AmEx Debuts Magazine for Doctors at Leisure
Lifestyle and Travel for Physicians is a custom publishing vehicle designed to serve three purposes: deliver lifestyle features and travel guides for physicians at leisure; provide pharmaceutical companies with an editorial product to reach their physician customers and prospects; and give high-end, nonmedical advertisers an opportunity to reach an affluent audience.
"We saw that there was a real need for pharmaceutical companies to market to physicians in a different way than they usually do -- in medical journals and direct mailings," said Bernadette Mahlmann, general manager, American Express Custom Publishing. "They wanted to appeal to these physicians more as affluent consumers than [as] doctors in an office."
Mahlmann spent the last year developing the concept of a physician-oriented lifestyle magazine. The custom publishing group reworked a version of one of its consumer titles, Departures, replacing its general ads with ads targeting doctors. She said the experiment was well received, and the 10-year-old division subsequently decided to create a new magazine for the market.
Though Lifestyle and Travel for Physicians' glossy pages and highbrow editorial content may look like the traditional upscale consumer book, it is custom-published exclusively for business advertisers that are targeting specific medical fields such as cardiology, geriatrics and dermatology. In this model, pharmaceutical firms sponsor issues for the medical specialty they want to reach. The sponsorships last for one year -- six issues -- and entitle the company to 10 ad pages per issue. The sponsors are responsible for providing the list of doctors they want to reach.

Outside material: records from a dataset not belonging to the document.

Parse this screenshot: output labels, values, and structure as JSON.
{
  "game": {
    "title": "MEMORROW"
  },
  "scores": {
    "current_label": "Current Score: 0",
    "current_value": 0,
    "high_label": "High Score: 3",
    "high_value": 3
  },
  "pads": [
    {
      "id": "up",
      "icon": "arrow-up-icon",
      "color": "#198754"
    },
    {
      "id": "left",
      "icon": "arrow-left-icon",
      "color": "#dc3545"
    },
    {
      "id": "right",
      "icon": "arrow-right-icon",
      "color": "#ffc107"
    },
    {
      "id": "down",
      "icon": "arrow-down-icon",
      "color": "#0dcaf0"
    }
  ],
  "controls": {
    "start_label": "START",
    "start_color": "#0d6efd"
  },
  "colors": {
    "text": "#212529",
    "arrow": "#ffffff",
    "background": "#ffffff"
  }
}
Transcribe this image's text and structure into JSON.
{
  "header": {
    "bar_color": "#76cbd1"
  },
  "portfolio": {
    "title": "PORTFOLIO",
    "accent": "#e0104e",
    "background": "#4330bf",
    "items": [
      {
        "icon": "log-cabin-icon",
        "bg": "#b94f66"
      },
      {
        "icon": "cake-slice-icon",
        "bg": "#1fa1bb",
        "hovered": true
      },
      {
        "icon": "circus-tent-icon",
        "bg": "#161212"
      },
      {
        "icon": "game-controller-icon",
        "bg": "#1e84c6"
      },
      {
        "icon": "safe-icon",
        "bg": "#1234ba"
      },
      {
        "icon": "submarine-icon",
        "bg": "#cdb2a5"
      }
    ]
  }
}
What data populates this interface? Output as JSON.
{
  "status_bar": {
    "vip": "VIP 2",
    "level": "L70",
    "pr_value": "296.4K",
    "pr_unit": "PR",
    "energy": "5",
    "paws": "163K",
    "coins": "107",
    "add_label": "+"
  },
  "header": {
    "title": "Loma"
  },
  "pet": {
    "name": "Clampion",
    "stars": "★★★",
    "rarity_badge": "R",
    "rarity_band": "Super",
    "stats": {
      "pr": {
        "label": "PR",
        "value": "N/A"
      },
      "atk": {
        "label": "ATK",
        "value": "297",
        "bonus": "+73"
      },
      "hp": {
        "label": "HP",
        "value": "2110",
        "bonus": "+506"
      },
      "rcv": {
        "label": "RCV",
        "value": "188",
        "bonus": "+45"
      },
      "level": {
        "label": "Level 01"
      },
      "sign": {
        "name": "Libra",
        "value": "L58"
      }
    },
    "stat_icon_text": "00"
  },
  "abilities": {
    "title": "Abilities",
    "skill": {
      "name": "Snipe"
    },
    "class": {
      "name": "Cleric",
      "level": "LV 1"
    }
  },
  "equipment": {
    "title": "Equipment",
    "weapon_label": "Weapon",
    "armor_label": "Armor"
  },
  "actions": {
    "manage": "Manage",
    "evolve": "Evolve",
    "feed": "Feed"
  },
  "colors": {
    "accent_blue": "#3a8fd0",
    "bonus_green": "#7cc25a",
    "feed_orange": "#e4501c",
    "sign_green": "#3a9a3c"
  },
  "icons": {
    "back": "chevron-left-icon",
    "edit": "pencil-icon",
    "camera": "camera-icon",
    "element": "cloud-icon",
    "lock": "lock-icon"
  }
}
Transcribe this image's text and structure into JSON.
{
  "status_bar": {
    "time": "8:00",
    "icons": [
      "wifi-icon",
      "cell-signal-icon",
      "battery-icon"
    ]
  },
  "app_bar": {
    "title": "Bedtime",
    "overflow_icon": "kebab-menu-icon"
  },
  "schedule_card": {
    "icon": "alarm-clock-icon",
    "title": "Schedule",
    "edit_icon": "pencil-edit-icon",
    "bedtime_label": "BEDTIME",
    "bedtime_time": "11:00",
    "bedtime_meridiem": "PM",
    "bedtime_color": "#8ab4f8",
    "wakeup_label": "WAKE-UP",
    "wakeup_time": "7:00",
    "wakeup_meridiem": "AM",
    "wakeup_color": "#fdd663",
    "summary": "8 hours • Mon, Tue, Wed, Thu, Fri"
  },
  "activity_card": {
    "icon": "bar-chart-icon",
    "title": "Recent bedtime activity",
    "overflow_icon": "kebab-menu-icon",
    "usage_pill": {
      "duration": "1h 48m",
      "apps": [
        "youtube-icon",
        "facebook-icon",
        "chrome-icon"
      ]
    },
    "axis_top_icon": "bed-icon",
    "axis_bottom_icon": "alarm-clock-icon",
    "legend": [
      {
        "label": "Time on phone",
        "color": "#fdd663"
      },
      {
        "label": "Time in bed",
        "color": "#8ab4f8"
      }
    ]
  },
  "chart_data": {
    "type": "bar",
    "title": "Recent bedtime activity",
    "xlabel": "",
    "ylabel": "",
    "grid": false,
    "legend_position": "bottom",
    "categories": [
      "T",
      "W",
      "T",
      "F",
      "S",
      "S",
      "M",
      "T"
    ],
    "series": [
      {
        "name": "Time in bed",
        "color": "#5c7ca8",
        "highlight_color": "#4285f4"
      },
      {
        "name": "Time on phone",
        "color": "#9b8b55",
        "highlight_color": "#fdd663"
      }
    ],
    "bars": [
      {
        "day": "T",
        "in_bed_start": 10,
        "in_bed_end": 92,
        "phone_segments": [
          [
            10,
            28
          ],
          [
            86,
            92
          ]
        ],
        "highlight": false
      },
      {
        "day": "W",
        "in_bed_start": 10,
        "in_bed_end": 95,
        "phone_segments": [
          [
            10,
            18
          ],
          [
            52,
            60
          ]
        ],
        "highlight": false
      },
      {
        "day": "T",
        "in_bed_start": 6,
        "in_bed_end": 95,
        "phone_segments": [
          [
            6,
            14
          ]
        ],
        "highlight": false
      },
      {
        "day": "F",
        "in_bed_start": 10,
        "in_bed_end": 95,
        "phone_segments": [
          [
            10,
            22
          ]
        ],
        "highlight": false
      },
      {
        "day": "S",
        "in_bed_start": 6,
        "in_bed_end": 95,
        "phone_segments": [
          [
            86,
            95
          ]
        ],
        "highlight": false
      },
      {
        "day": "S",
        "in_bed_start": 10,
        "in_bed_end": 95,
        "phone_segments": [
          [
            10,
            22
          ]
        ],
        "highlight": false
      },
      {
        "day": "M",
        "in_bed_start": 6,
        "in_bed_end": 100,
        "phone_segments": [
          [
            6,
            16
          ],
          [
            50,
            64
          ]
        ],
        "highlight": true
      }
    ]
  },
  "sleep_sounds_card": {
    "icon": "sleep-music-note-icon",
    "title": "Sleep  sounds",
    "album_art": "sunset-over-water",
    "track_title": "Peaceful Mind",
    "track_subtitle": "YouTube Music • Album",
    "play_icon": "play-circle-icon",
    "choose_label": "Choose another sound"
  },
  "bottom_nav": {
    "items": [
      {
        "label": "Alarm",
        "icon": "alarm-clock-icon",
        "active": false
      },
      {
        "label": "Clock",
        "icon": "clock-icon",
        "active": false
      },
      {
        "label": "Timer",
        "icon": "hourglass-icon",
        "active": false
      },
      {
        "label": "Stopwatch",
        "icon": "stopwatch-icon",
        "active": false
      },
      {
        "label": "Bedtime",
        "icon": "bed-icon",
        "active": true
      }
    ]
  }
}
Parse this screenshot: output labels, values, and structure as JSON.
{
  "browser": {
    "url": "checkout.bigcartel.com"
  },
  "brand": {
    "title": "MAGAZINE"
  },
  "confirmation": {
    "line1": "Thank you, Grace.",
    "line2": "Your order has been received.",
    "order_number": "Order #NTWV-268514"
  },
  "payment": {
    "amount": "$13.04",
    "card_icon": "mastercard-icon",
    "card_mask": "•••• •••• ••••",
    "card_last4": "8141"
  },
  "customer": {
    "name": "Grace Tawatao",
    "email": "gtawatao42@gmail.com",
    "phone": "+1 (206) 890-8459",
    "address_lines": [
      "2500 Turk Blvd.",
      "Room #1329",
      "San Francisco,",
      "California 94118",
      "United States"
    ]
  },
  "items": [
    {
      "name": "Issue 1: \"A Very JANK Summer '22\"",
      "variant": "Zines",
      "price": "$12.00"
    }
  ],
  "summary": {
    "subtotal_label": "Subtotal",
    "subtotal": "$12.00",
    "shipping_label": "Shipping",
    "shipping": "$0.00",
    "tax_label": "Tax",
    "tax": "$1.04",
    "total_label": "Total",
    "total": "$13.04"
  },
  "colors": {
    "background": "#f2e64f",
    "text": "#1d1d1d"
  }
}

The June/July debut issue was sponsored by Ortho-McNeil, a Johnson & Johnson division, and was delivered to 40,000 physicians whose names were obtained from the Johnson & Johnson database. That issue had two press runs -- one of 35,000 copies for neurologists and internists, and a second run of 5,000 copies for urologists. Each version featured ads for Ortho-McNeil products in the respective specialty fields.
The 66-page issue also included five ad pages from nonmedical companies such as British Airways and Corvette.
Doctors who receive the magazine have the choice of home or office delivery.
The custom publishing division expects to add additional pharmaceutical sponsors and plans to increase circulation to between 100,000 and 125,000 by year's end.
While the sponsors own the lists, Mahlmann said her group would look to develop additional marketing opportunities.
"If we have other interesting programs that we want to pursue, we would certainly work with the sponsors on doing that," she said. "If it's for the benefit of the physicians, I'm sure they would be amenable to sharing the names."
Lifestyle and Travel for Physicians features 40 percent original editorial and 60 percent recycled content from American Express' other custom publishing magazines.
The new magazine is not alone in serving this niche market. Hearst Publications, New York, produces a monthly controlled-circulation magazine called Diversions that also focuses on culture and travel for doctors.
Diversions is delivered to office- and hospital-based physicians and is limited to certain specialties, including primary care, obstetricians/gynecologists, urologists, pediatricians, allergists, cardiologists and gastroenterologists.